To learn more about Geil, click here for the Accidental Ethnographer Resource Center
A year ago on Round and Square (15 August 2012)—Rural Religion in China-11
|[a] Itinerary DHS|
|[b] Geil's 1893 Diary DHS|
The archives will be research-ready by early next year. In the meantime, I am going to give you some tidbits.
William Edgar Geil traveled all over the world, and his legacy is not unmixed. It is only accurate to say that his writing was "uneven," and veered more than occasionally into self-absorption. He did not speak or read the languages of the places to which he traveled, although that did begin to change with his utter fascination with China. On the very positive side, Geil took nothing from the places he visited. He was not a plunderer, like many other travelers of his day. And I must amend that slightly to say he "took" only photographs. His photos are a valuable and lasting resource for scholars and history aficionados all over the world.
|[c] Reading DHS|
And one more thing. Geil's travel ideas, his itineraries, were absolutely brilliant. To be sure, the "scholarly" or "literary" follow-through was often not nearly so impressive, but Geil knew something about reading the works of scholars and anticipating great projects many decades before anyone else really thought to carry them out. This is why I like to call him, fairly respectfully—but with a little bit of a wink, too—The Accidental Ethnographer. You can learn much more about him that has already been posted on this blog (check out the Accidental Ethnographer Resource Center to navigate through the material). This autumn, the students and I will continue to post fascinating little tidbits that show many aspects of Geil's powerful, quirky, and endearing personality.
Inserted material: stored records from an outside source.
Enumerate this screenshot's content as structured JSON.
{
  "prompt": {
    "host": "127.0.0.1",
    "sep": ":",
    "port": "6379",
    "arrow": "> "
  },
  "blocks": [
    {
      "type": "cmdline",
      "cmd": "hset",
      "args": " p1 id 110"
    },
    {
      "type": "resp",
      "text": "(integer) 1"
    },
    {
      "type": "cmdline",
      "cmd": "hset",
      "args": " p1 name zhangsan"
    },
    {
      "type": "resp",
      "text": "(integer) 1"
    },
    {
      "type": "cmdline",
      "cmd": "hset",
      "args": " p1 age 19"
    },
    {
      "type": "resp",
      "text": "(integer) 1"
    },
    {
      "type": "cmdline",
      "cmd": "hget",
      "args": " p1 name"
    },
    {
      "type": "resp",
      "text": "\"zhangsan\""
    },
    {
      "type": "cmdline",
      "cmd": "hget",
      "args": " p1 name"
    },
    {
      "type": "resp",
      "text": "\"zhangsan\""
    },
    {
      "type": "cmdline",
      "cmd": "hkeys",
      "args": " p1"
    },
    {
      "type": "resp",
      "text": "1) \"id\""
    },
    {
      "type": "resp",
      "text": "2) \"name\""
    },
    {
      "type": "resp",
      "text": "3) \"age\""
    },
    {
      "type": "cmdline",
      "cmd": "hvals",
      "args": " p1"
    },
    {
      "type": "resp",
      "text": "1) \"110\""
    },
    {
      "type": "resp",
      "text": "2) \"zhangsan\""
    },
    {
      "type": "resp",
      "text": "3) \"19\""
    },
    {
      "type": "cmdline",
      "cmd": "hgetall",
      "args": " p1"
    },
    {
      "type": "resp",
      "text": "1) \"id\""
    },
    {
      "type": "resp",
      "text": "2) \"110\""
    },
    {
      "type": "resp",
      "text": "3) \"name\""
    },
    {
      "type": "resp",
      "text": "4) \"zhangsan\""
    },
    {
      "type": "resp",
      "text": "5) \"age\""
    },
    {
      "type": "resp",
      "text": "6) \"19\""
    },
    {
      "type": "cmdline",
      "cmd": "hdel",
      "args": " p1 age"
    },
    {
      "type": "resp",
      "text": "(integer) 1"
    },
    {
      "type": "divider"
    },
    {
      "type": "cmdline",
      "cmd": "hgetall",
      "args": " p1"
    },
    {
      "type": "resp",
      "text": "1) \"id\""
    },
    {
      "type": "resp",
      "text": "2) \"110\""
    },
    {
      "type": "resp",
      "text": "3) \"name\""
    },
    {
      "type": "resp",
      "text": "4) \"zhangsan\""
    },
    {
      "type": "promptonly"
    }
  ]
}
As I have always said, he's complicated. Who would want life any other way?
Tomorrow, we start with the tidbits.
|[d] Tidbits DHS|